An Earth Day column
Everyone wants me to celebrate Earth Day. My inbox is full of green mail—no trees were harmed in the making—urging me to buy shoes and cosmetics, go to a yoga retreat and help Robert Redford rally the American people. Of all these, I’m most likely to buy shoes, but I’m not deluded that it will help the earth.
One of my earliest efforts to rescue the planet ended in an emergency room in Manhattan, tending to my big brother Chris, who had broken his nose doing chin-ups on a tree near Central Park’s Sheep Meadow. Maybe it was Earth’s revenge. That was at the great Easter Be-In, the precursor to what we now know as Earth Day. Hippies were ahead of the curve in saving the earth. (They did it by smoking the weeds.)
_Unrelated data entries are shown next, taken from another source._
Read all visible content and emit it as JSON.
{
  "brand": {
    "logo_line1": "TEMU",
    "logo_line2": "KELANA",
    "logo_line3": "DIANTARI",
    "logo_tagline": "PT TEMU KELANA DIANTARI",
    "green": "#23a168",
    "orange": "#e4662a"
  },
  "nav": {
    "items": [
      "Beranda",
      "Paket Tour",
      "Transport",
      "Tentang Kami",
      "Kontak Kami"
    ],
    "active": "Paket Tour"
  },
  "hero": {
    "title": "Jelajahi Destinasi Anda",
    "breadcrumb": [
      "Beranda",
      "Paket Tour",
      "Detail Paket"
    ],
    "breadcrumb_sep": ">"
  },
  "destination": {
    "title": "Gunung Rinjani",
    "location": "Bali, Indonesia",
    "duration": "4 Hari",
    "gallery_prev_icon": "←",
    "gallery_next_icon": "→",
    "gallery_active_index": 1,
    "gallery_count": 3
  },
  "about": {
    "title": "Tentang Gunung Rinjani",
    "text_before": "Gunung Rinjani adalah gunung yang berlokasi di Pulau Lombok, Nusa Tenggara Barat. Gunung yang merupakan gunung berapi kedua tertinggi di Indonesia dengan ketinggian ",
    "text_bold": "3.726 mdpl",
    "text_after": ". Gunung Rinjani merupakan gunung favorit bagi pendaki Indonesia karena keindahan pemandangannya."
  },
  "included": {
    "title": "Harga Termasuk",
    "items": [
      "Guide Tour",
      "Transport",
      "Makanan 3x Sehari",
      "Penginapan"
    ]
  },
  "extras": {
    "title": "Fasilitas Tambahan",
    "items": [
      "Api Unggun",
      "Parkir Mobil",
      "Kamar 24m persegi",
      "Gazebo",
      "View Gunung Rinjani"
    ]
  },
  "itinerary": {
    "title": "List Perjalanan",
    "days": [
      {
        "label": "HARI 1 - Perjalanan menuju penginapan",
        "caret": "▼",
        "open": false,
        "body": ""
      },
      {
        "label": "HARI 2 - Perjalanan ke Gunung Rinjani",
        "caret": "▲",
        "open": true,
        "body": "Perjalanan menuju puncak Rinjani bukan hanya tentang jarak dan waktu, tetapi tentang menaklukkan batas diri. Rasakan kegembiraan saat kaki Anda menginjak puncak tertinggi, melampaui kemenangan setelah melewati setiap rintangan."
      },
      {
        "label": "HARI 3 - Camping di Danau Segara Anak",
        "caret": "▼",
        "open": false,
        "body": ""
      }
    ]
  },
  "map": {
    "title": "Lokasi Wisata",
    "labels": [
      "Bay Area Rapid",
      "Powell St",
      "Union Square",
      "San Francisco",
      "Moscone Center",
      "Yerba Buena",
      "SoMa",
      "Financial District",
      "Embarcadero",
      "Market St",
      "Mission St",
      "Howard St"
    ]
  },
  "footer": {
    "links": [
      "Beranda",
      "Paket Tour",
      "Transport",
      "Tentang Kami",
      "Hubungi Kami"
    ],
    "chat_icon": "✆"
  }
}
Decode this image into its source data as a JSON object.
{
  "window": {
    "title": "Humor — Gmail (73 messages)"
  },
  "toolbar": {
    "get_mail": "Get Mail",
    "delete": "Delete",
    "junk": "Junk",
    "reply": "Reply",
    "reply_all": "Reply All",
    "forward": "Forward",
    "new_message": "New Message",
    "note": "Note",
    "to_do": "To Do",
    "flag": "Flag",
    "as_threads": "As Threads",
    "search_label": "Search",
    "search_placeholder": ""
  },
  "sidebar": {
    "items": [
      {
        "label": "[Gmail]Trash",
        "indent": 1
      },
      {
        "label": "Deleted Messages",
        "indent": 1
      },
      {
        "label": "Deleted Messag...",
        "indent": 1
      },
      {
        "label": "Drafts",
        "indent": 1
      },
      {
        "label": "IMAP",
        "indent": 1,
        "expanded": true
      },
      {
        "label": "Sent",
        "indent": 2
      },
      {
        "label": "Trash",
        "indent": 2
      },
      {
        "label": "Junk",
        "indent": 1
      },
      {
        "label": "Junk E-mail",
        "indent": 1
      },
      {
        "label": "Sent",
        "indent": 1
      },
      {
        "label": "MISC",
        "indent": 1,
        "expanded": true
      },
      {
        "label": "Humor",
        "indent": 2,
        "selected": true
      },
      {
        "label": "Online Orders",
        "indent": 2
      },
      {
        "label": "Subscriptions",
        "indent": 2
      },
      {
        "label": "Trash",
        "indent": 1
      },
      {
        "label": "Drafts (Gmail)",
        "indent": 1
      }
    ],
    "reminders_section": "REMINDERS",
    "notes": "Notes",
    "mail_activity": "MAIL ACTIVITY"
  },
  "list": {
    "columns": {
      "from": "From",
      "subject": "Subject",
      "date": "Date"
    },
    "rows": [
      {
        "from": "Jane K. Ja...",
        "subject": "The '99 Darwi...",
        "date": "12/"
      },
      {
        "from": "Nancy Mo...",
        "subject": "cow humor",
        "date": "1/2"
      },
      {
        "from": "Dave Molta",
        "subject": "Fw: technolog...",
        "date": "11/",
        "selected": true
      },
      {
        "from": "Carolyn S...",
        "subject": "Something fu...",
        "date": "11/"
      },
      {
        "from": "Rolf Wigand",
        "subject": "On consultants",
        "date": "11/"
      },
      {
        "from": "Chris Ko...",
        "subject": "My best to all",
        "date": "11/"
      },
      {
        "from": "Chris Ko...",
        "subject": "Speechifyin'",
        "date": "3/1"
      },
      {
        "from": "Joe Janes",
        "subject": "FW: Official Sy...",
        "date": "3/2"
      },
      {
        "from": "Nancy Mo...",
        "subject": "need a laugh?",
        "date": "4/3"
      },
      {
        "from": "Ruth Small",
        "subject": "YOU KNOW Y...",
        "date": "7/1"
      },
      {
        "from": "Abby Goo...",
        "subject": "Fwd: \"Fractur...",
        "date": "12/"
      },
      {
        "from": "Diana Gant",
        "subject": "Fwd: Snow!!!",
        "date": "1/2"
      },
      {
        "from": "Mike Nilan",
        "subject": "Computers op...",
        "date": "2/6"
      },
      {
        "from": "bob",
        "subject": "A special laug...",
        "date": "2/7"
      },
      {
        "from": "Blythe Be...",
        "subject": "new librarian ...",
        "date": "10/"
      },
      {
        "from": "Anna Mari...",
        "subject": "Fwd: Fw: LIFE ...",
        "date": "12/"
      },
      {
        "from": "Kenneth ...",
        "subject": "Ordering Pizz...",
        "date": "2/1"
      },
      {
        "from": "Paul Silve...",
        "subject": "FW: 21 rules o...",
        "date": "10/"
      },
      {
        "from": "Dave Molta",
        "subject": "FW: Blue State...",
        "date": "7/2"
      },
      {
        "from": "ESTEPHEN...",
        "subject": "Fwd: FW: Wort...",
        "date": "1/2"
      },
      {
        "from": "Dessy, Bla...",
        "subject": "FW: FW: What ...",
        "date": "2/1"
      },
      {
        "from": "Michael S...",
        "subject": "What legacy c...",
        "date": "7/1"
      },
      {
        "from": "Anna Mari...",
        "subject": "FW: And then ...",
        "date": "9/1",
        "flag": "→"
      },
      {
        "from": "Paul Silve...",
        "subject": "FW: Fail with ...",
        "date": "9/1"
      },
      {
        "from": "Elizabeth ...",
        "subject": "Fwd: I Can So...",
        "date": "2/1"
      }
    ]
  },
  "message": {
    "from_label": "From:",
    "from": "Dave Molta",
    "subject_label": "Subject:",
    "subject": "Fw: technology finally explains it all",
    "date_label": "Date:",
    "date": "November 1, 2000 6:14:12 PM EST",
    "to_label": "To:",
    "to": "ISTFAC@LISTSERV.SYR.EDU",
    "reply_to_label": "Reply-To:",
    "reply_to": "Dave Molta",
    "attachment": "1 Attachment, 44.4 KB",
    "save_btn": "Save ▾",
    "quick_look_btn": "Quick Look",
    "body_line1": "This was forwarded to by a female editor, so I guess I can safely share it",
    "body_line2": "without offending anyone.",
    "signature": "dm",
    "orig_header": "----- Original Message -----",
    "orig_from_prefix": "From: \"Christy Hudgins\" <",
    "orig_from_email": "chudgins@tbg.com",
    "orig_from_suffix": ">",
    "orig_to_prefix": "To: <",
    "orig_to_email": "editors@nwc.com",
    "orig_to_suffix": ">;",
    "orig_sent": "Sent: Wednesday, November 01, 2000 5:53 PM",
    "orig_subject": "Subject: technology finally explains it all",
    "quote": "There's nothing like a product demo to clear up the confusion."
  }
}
My editor encouraged me to write an Earth Day column, perhaps thinking it would be earnest and heartfelt. Poetic. But this year, with the earth’s axis tilting after the Japan earthquake, I’m a little cynical that my shopping-for-the-environment plan is going to work out well for anyone. Although I do need a new pair of shoes for my niece Abby’s spring wedding.
The wedding is in California, and instead of paying to offset our carbon footprint for air travel, my daughter and I are driving across the country. Hold the cards and letters, readers, we’re driving the Prius. I was going to drive the minivan, thinking we could bunk down in the back instead of at a Motel 6 along the way. But Andrew Revkin convinced me to take the Prius. Revkin is an environmentalist who writes for The Times’ Dot Earth blog. He’s also a certified MacArthur Genius who is known for warning that by 2050 or so, the earth’s population will reach 9 billion. And you thought the traffic on Route 17 was heavy now.
Like me, Revkin drives a Prius and a minivan. He’s no saint, mind you. Sometimes he even drinks orange juice that has had to travel 1,000 miles to his breakfast table. But this genius knows enough to drive the Prius on long trips and save the minivan for trips to the dump.
Still, I was looking forward to the idea—if not the reality—of sleeping in the blue van in National Parks in Tennessee and Illinois and California in May. I figured the extra money we would spend on gas would be saved in motel bills. Then I remembered my carbon footprint. If I really cared about my impact on our planet, I should just stay home and send the happy couple a gift certificate to a farmer’s market via email.
But a girl’s gotta live. And a cross-country road trip is something I’ve always dreamed of. I had planned to do it 40 years ago in my little Karmann Ghia, when gas prices were 36 cents a gallon, but life got in the way. Now I have a grown daughter and gas is $3.99 and rising. We are still planning to stay in National Parks along the way. We have a reservation at the Donley cabin in Tennessee. It’s a primitive cabin without electricity or running water, but I think we’ll manage for a night.
So this trip is not going to save anything. I’ll still need those shoes, some make-up and maybe a yoga retreat after all that driving. I’m even thinking of helping Robert Redford out. And now at least my editor will be happy. I’ve written an Earth Day column. Happy Earth Day, everyone. Do your best.